As a sort of "screw you."
A Soggy Card Game
“Come on, man. CHOOSE. Thirty seconds ’till I’m declaring myself the winner.”
Jules rolled her eyes at her opponent. Sidney was tall, with seed-colored skin and freckles. At the moment, he was staring at the cards on the table as if one of them had started growing an arm.
“Alright. Hit me,” he finally said.
Jules flipped over the top card from the deck and slapped it down. King of Spades. It was a bust.
Sidney groaned and Jules grinned. She was the winner! Again.
“Double or nothing? You can pick who goes first.” Jules smirked.
“Fine. But we both know I’m just digging my own grave.”
“You know, Blackjack is like, fifty percent luck. You’d think you would win at some point…”
It was at that moment that both teenagers were doused with a large quantity of water.
“TRISTAN!” Spluttered Jules. Sidney looked shocked, droplets beading down his hair, from the roots to the split ends. “Ooh, I’m gonna kill that little…”
The air was filled with thick laughter as Jules’ little brother stepped out from behind a hedge, wielding a hose and riding a hoe like a broomstick. Tristan's fruit-shaped face was host to an evil grin.

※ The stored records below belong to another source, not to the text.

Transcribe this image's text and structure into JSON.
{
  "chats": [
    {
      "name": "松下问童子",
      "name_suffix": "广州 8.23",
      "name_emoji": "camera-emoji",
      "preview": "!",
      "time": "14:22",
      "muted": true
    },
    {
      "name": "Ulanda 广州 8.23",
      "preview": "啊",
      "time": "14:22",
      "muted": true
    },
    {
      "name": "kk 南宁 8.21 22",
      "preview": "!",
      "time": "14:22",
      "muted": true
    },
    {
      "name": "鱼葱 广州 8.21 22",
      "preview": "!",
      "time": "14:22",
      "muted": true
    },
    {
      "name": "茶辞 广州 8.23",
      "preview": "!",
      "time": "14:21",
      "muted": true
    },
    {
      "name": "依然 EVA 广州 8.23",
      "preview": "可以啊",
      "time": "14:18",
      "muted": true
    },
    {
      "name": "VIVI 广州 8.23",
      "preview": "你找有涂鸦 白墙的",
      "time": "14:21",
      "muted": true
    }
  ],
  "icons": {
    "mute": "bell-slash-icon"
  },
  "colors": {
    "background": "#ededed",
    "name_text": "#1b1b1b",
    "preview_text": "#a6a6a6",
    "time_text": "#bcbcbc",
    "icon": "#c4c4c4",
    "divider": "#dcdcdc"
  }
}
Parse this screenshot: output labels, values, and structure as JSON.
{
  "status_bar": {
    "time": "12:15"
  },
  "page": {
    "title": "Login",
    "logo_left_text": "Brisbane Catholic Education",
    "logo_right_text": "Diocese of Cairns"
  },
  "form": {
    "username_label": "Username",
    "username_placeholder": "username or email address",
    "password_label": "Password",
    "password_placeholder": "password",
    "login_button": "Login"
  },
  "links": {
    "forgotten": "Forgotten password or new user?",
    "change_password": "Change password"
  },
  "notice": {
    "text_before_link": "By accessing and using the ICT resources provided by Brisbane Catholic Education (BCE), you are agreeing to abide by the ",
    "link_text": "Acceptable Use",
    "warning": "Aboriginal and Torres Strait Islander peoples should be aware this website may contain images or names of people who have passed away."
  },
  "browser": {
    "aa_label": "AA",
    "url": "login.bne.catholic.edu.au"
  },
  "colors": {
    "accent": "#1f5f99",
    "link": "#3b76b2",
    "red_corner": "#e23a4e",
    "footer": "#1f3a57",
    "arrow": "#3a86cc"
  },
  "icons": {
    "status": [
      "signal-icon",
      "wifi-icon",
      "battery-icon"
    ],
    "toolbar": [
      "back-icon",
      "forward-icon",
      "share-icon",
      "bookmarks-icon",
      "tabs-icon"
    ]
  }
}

“You can’t catch me!” Tristan screeched. He took off running down the street, leaving behind the hose, from which water was still flowering.
Sidney and Jules stood up and looked in dismay at the soggy remains of their card game.
Jules, ever hardy, sent a sly, sideways glance at Sidney. “Let’s call it a tie.”